======== TASK INPUTS

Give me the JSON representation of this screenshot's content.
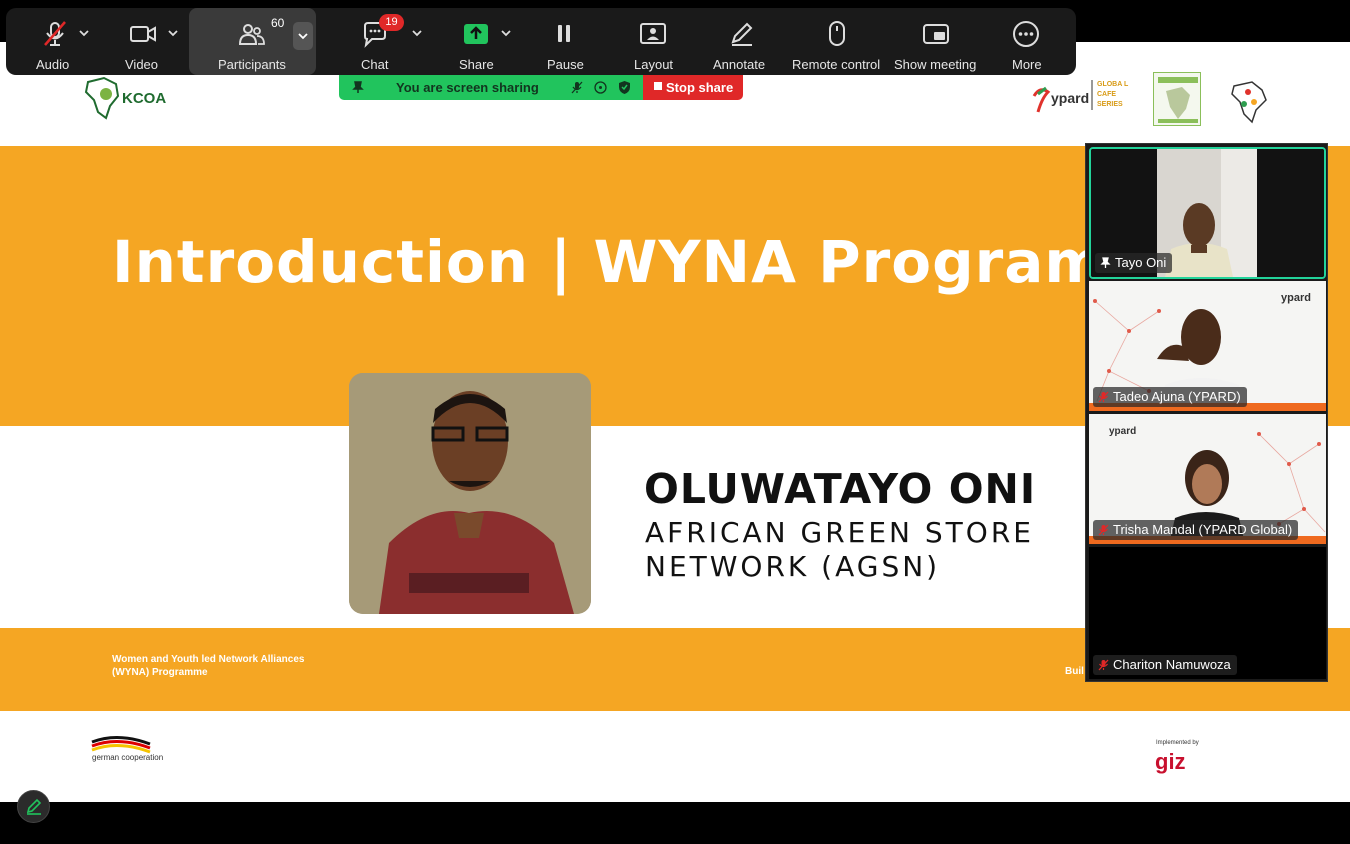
{
  "toolbar": {
    "audio_label": "Audio",
    "video_label": "Video",
    "participants_label": "Participants",
    "participants_count": "60",
    "chat_label": "Chat",
    "chat_badge": "19",
    "share_label": "Share",
    "pause_label": "Pause",
    "layout_label": "Layout",
    "annotate_label": "Annotate",
    "remote_label": "Remote control",
    "show_meeting_label": "Show meeting",
    "more_label": "More"
  },
  "share_bar": {
    "status": "You are screen sharing",
    "stop_label": "Stop share"
  },
  "slide": {
    "title": "Introduction | WYNA Programm",
    "speaker_name": "OLUWATAYO ONI",
    "org_line_1": "AFRICAN GREEN STORE",
    "org_line_2": "NETWORK (AGSN)",
    "footer_programme": "Women and Youth led Network Alliances (WYNA) Programme",
    "footer_right": "Buil",
    "kcoa": "KCOA",
    "ypard": "ypard",
    "cafe_series": "GLOBA L CAFE SERIES",
    "german_coop": "german cooperation",
    "giz": "giz",
    "giz_implemented": "Implemented by"
  },
  "participants": [
    {
      "name": "Tayo Oni",
      "muted": false
    },
    {
      "name": "Tadeo Ajuna (YPARD)",
      "muted": true
    },
    {
      "name": "Trisha Mandal (YPARD Global)",
      "muted": true
    },
    {
      "name": "Chariton Namuwoza",
      "muted": true
    }
  ],
  "colors": {
    "slide_orange": "#F5A623",
    "share_green": "#21c45d",
    "stop_red": "#e02828",
    "active_speaker": "#22d39a"
  }
}
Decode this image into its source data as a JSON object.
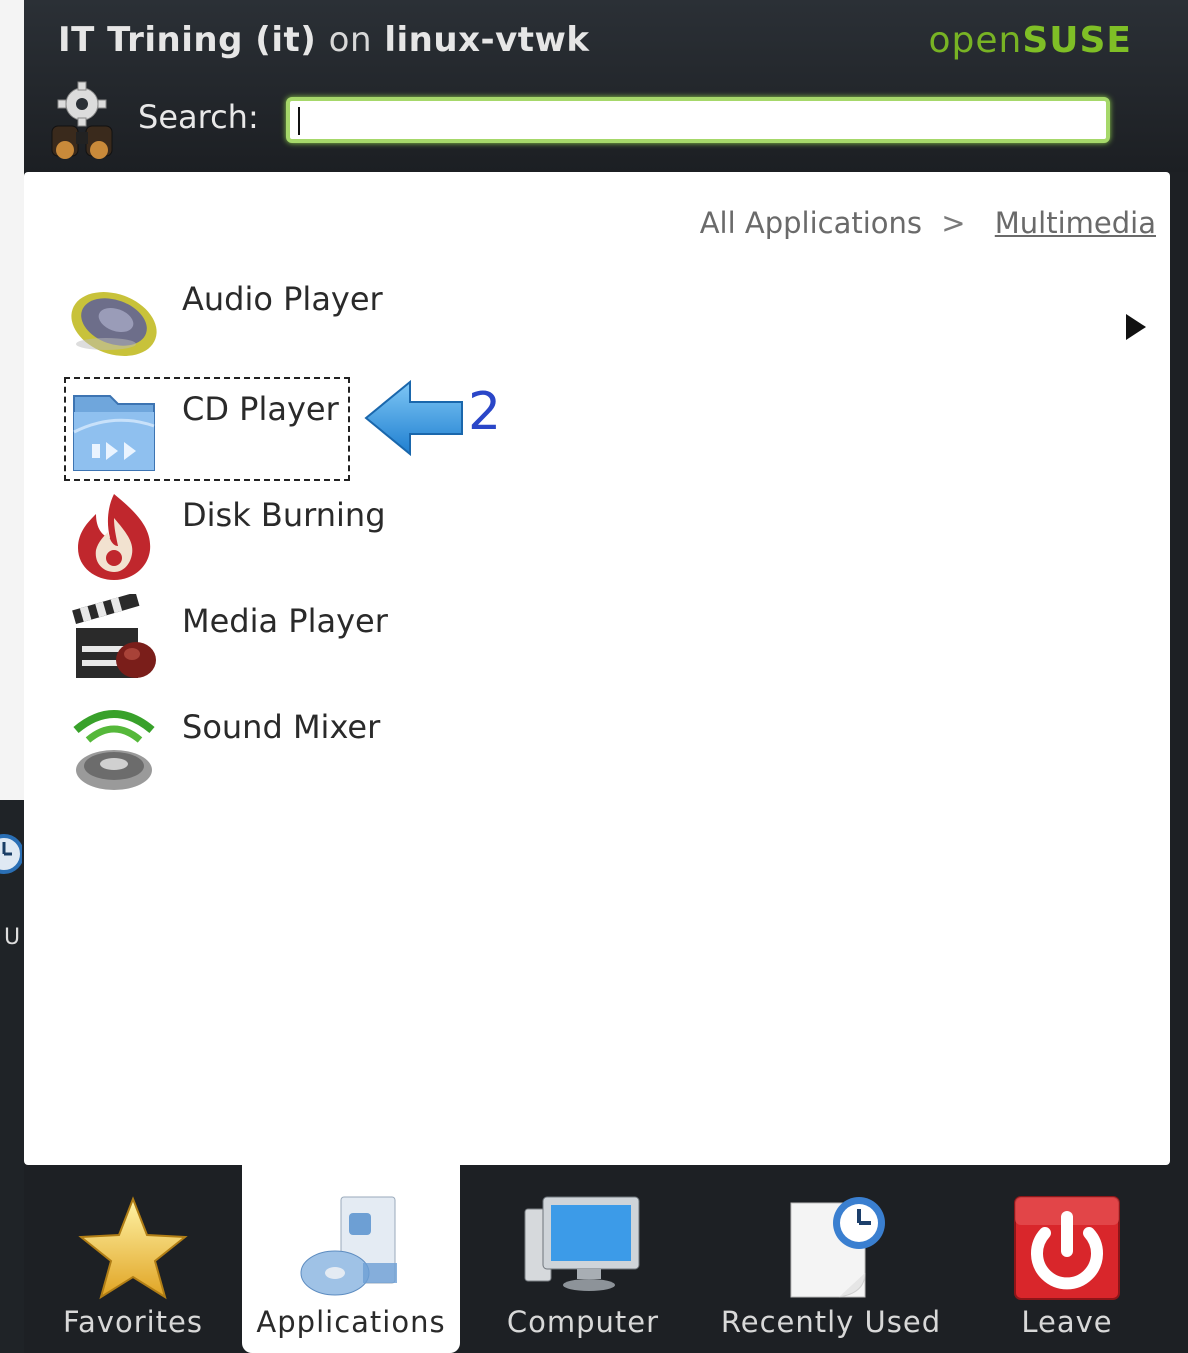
{
  "window": {
    "title_user": "IT Trining (it)",
    "title_on": "on",
    "title_host": "linux-vtwk",
    "brand_open": "open",
    "brand_suse": "SUSE"
  },
  "search": {
    "label": "Search:",
    "value": "",
    "placeholder": ""
  },
  "breadcrumb": {
    "root": "All Applications",
    "separator": ">",
    "current": "Multimedia"
  },
  "apps": [
    {
      "label": "Audio Player",
      "icon": "speaker-icon"
    },
    {
      "label": "CD Player",
      "icon": "cd-player-icon"
    },
    {
      "label": "Disk Burning",
      "icon": "disk-burning-icon"
    },
    {
      "label": "Media Player",
      "icon": "clapperboard-icon"
    },
    {
      "label": "Sound Mixer",
      "icon": "sound-mixer-icon"
    }
  ],
  "annotation": {
    "number": "2"
  },
  "desktop_peek": {
    "label": "U"
  },
  "tabs": [
    {
      "label": "Favorites",
      "icon": "star-icon",
      "active": false
    },
    {
      "label": "Applications",
      "icon": "applications-icon",
      "active": true
    },
    {
      "label": "Computer",
      "icon": "computer-icon",
      "active": false
    },
    {
      "label": "Recently Used",
      "icon": "recent-document-icon",
      "active": false
    },
    {
      "label": "Leave",
      "icon": "power-icon",
      "active": false
    }
  ],
  "colors": {
    "accent_green": "#7fbf26",
    "search_border": "#a6d86a",
    "annotation_blue": "#2a46c8",
    "panel_dark": "#1d2024"
  }
}
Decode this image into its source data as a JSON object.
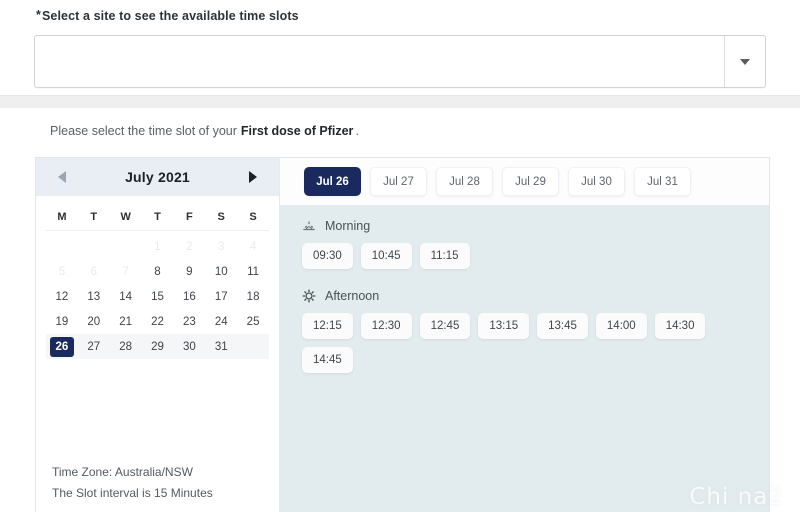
{
  "site_select": {
    "label": "Select a site to see the available time slots",
    "required_marker": "*",
    "value": "",
    "placeholder": "",
    "dropdown_icon": "chevron-down-icon"
  },
  "instruction": {
    "prefix": "Please select the time slot of your",
    "dose": "First dose of Pfizer",
    "suffix": "."
  },
  "calendar": {
    "prev_icon": "chevron-left-icon",
    "next_icon": "chevron-right-icon",
    "month_title": "July 2021",
    "weekdays": [
      "M",
      "T",
      "W",
      "T",
      "F",
      "S",
      "S"
    ],
    "weeks": [
      [
        {
          "day": "",
          "state": "blank"
        },
        {
          "day": "",
          "state": "blank"
        },
        {
          "day": "",
          "state": "blank"
        },
        {
          "day": "1",
          "state": "disabled"
        },
        {
          "day": "2",
          "state": "disabled"
        },
        {
          "day": "3",
          "state": "disabled"
        },
        {
          "day": "4",
          "state": "disabled"
        }
      ],
      [
        {
          "day": "5",
          "state": "disabled"
        },
        {
          "day": "6",
          "state": "disabled"
        },
        {
          "day": "7",
          "state": "disabled"
        },
        {
          "day": "8",
          "state": "normal"
        },
        {
          "day": "9",
          "state": "normal"
        },
        {
          "day": "10",
          "state": "normal"
        },
        {
          "day": "11",
          "state": "normal"
        }
      ],
      [
        {
          "day": "12",
          "state": "normal"
        },
        {
          "day": "13",
          "state": "normal"
        },
        {
          "day": "14",
          "state": "normal"
        },
        {
          "day": "15",
          "state": "normal"
        },
        {
          "day": "16",
          "state": "normal"
        },
        {
          "day": "17",
          "state": "normal"
        },
        {
          "day": "18",
          "state": "normal"
        }
      ],
      [
        {
          "day": "19",
          "state": "normal"
        },
        {
          "day": "20",
          "state": "normal"
        },
        {
          "day": "21",
          "state": "normal"
        },
        {
          "day": "22",
          "state": "normal"
        },
        {
          "day": "23",
          "state": "normal"
        },
        {
          "day": "24",
          "state": "normal"
        },
        {
          "day": "25",
          "state": "normal"
        }
      ],
      [
        {
          "day": "26",
          "state": "selected"
        },
        {
          "day": "27",
          "state": "normal"
        },
        {
          "day": "28",
          "state": "normal"
        },
        {
          "day": "29",
          "state": "normal"
        },
        {
          "day": "30",
          "state": "normal"
        },
        {
          "day": "31",
          "state": "normal"
        },
        {
          "day": "",
          "state": "blank"
        }
      ]
    ],
    "shaded_week_index": 4,
    "footer": {
      "time_zone": "Time Zone: Australia/NSW",
      "slot_interval": "The Slot interval is 15 Minutes"
    }
  },
  "date_tabs": [
    {
      "label": "Jul 26",
      "active": true
    },
    {
      "label": "Jul 27",
      "active": false
    },
    {
      "label": "Jul 28",
      "active": false
    },
    {
      "label": "Jul 29",
      "active": false
    },
    {
      "label": "Jul 30",
      "active": false
    },
    {
      "label": "Jul 31",
      "active": false
    }
  ],
  "slot_sections": [
    {
      "title": "Morning",
      "icon": "sunrise-icon",
      "slots": [
        "09:30",
        "10:45",
        "11:15"
      ]
    },
    {
      "title": "Afternoon",
      "icon": "sun-icon",
      "slots": [
        "12:15",
        "12:30",
        "12:45",
        "13:15",
        "13:45",
        "14:00",
        "14:30",
        "14:45"
      ]
    }
  ],
  "watermark": {
    "text": "Chi na2"
  },
  "colors": {
    "accent_navy": "#1b2a5e",
    "panel_bg": "#e2ebee",
    "calendar_header_bg": "#e8eef3",
    "page_bg": "#ffffff",
    "strip_bg": "#efefef"
  }
}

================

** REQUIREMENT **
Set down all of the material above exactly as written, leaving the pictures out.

** RESULT OF THE EXERCISE **
Give me the JSON representation of this screenshot's content.
{
  "toolbar": {
    "audio_label": "Audio",
    "video_label": "Video",
    "participants_label": "Participants",
    "participants_count": "60",
    "chat_label": "Chat",
    "chat_badge": "19",
    "share_label": "Share",
    "pause_label": "Pause",
    "layout_label": "Layout",
    "annotate_label": "Annotate",
    "remote_label": "Remote control",
    "show_meeting_label": "Show meeting",
    "more_label": "More"
  },
  "share_bar": {
    "status": "You are screen sharing",
    "stop_label": "Stop share"
  },
  "slide": {
    "title": "Introduction | WYNA Programm",
    "speaker_name": "OLUWATAYO ONI",
    "org_line_1": "AFRICAN GREEN STORE",
    "org_line_2": "NETWORK (AGSN)",
    "footer_programme": "Women and Youth led Network Alliances (WYNA) Programme",
    "footer_right": "Buil",
    "kcoa": "KCOA",
    "ypard": "ypard",
    "cafe_series": "GLOBA L CAFE SERIES",
    "german_coop": "german cooperation",
    "giz": "giz",
    "giz_implemented": "Implemented by"
  },
  "participants": [
    {
      "name": "Tayo Oni",
      "muted": false
    },
    {
      "name": "Tadeo Ajuna (YPARD)",
      "muted": true
    },
    {
      "name": "Trisha Mandal (YPARD Global)",
      "muted": true
    },
    {
      "name": "Chariton Namuwoza",
      "muted": true
    }
  ],
  "colors": {
    "slide_orange": "#F5A623",
    "share_green": "#21c45d",
    "stop_red": "#e02828",
    "active_speaker": "#22d39a"
  }
}
Decode this image into its source data as a JSON object.
{
  "window": {
    "title_user": "IT Trining (it)",
    "title_on": "on",
    "title_host": "linux-vtwk",
    "brand_open": "open",
    "brand_suse": "SUSE"
  },
  "search": {
    "label": "Search:",
    "value": "",
    "placeholder": ""
  },
  "breadcrumb": {
    "root": "All Applications",
    "separator": ">",
    "current": "Multimedia"
  },
  "apps": [
    {
      "label": "Audio Player",
      "icon": "speaker-icon"
    },
    {
      "label": "CD Player",
      "icon": "cd-player-icon"
    },
    {
      "label": "Disk Burning",
      "icon": "disk-burning-icon"
    },
    {
      "label": "Media Player",
      "icon": "clapperboard-icon"
    },
    {
      "label": "Sound Mixer",
      "icon": "sound-mixer-icon"
    }
  ],
  "annotation": {
    "number": "2"
  },
  "desktop_peek": {
    "label": "U"
  },
  "tabs": [
    {
      "label": "Favorites",
      "icon": "star-icon",
      "active": false
    },
    {
      "label": "Applications",
      "icon": "applications-icon",
      "active": true
    },
    {
      "label": "Computer",
      "icon": "computer-icon",
      "active": false
    },
    {
      "label": "Recently Used",
      "icon": "recent-document-icon",
      "active": false
    },
    {
      "label": "Leave",
      "icon": "power-icon",
      "active": false
    }
  ],
  "colors": {
    "accent_green": "#7fbf26",
    "search_border": "#a6d86a",
    "annotation_blue": "#2a46c8",
    "panel_dark": "#1d2024"
  }
}
Decode this image into its source data as a JSON object.
{
  "site_select": {
    "label": "Select a site to see the available time slots",
    "required_marker": "*",
    "value": "",
    "placeholder": "",
    "dropdown_icon": "chevron-down-icon"
  },
  "instruction": {
    "prefix": "Please select the time slot of your",
    "dose": "First dose of Pfizer",
    "suffix": "."
  },
  "calendar": {
    "prev_icon": "chevron-left-icon",
    "next_icon": "chevron-right-icon",
    "month_title": "July 2021",
    "weekdays": [
      "M",
      "T",
      "W",
      "T",
      "F",
      "S",
      "S"
    ],
    "weeks": [
      [
        {
          "day": "",
          "state": "blank"
        },
        {
          "day": "",
          "state": "blank"
        },
        {
          "day": "",
          "state": "blank"
        },
        {
          "day": "1",
          "state": "disabled"
        },
        {
          "day": "2",
          "state": "disabled"
        },
        {
          "day": "3",
          "state": "disabled"
        },
        {
          "day": "4",
          "state": "disabled"
        }
      ],
      [
        {
          "day": "5",
          "state": "disabled"
        },
        {
          "day": "6",
          "state": "disabled"
        },
        {
          "day": "7",
          "state": "disabled"
        },
        {
          "day": "8",
          "state": "normal"
        },
        {
          "day": "9",
          "state": "normal"
        },
        {
          "day": "10",
          "state": "normal"
        },
        {
          "day": "11",
          "state": "normal"
        }
      ],
      [
        {
          "day": "12",
          "state": "normal"
        },
        {
          "day": "13",
          "state": "normal"
        },
        {
          "day": "14",
          "state": "normal"
        },
        {
          "day": "15",
          "state": "normal"
        },
        {
          "day": "16",
          "state": "normal"
        },
        {
          "day": "17",
          "state": "normal"
        },
        {
          "day": "18",
          "state": "normal"
        }
      ],
      [
        {
          "day": "19",
          "state": "normal"
        },
        {
          "day": "20",
          "state": "normal"
        },
        {
          "day": "21",
          "state": "normal"
        },
        {
          "day": "22",
          "state": "normal"
        },
        {
          "day": "23",
          "state": "normal"
        },
        {
          "day": "24",
          "state": "normal"
        },
        {
          "day": "25",
          "state": "normal"
        }
      ],
      [
        {
          "day": "26",
          "state": "selected"
        },
        {
          "day": "27",
          "state": "normal"
        },
        {
          "day": "28",
          "state": "normal"
        },
        {
          "day": "29",
          "state": "normal"
        },
        {
          "day": "30",
          "state": "normal"
        },
        {
          "day": "31",
          "state": "normal"
        },
        {
          "day": "",
          "state": "blank"
        }
      ]
    ],
    "shaded_week_index": 4,
    "footer": {
      "time_zone": "Time Zone: Australia/NSW",
      "slot_interval": "The Slot interval is 15 Minutes"
    }
  },
  "date_tabs": [
    {
      "label": "Jul 26",
      "active": true
    },
    {
      "label": "Jul 27",
      "active": false
    },
    {
      "label": "Jul 28",
      "active": false
    },
    {
      "label": "Jul 29",
      "active": false
    },
    {
      "label": "Jul 30",
      "active": false
    },
    {
      "label": "Jul 31",
      "active": false
    }
  ],
  "slot_sections": [
    {
      "title": "Morning",
      "icon": "sunrise-icon",
      "slots": [
        "09:30",
        "10:45",
        "11:15"
      ]
    },
    {
      "title": "Afternoon",
      "icon": "sun-icon",
      "slots": [
        "12:15",
        "12:30",
        "12:45",
        "13:15",
        "13:45",
        "14:00",
        "14:30",
        "14:45"
      ]
    }
  ],
  "watermark": {
    "text": "Chi na2"
  },
  "colors": {
    "accent_navy": "#1b2a5e",
    "panel_bg": "#e2ebee",
    "calendar_header_bg": "#e8eef3",
    "page_bg": "#ffffff",
    "strip_bg": "#efefef"
  }
}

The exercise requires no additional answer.